“That is how love relationship is meant to work,  each partner transforming the other. The strength and power of each is untangled, shared. He gives her the heart drum. She gives him knowledge of the most complicated rhythms and emotions imaginable. Who knows what they will hunt together? We only know that they will be nourished to the end of their days.”  Clarissa Pinkola Estes, Ph.D   Women Who Run With the Wolves

These words touch a part of my soul that I cannot easily describe or possibly even identify.  It seems to sum up my young and idealistic view of LOVE — everlasting love. I am no longer naive enough to believe that love alone can sustain a relationship, but I still like to dwell in that mindset when the everyday world pours doubt and hardship over me.  My experiences become soggy, like corn flakes  left to soak in milk for too long.

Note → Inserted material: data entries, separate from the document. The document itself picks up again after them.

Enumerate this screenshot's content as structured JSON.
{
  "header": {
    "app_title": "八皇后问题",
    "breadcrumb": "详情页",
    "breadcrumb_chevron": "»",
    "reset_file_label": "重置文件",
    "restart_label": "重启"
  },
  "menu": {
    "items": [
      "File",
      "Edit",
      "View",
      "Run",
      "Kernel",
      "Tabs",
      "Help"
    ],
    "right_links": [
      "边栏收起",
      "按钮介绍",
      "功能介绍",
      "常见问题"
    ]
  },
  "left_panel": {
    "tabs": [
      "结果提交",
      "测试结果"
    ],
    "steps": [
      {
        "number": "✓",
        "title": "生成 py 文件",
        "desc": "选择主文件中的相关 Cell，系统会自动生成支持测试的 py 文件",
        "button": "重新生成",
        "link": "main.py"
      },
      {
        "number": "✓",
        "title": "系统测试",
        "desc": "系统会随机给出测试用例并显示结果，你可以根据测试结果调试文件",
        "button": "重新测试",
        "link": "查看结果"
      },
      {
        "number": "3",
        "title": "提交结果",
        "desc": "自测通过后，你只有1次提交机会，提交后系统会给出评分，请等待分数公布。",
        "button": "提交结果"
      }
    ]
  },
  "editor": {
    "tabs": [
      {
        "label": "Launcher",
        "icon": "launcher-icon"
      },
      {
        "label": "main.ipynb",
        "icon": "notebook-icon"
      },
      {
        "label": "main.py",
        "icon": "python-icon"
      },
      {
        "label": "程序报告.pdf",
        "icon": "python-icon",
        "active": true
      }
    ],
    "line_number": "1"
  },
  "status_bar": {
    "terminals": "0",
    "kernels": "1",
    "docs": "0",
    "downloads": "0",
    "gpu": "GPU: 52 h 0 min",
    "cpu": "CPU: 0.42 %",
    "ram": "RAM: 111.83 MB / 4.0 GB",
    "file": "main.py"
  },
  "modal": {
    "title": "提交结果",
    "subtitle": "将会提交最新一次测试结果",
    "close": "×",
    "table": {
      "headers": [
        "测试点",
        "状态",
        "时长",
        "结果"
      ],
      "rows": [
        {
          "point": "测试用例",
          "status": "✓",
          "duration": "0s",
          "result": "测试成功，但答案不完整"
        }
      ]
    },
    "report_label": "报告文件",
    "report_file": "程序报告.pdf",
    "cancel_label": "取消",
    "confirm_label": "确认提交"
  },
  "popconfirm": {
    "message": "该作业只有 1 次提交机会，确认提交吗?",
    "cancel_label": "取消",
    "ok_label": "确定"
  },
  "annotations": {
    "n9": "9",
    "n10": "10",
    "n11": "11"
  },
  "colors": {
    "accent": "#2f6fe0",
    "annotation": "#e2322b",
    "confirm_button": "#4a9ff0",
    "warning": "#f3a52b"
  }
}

The edges lose definition and the flavor seeps away.

At forty, there are still so many unanswered questions about life, relationships, self-image, family, etc. Where is that talisman of wisdom that we are to be granted as we age? Why does it seem that life becomes more complicated? I want to charge into a sophisticated, upscale department store and demand to purchase the nonchalance and free spirit I was certain I would be draped in when I hit forty.

I don’t want to care about the disdainful looks I get because of my overweight figure or the snide comments when I color my grey roots an outrageous burgundy.  I long to be comfortable in my skin — as marred, scarred and stretched as it may be. I no longer want to look in a mirror and feel disgraced by my many imperfections, but I want to be overjoyed and confident in my attributes.  

The one stumbling block I constantly trip over is the very cliche truth, “You must love yourself before someone else can love you.”  Once I overcome this, then perhaps I can share a heart drum with my husband for the rest of our days.  But I will let him do the hunting while I am breaking the mirrors.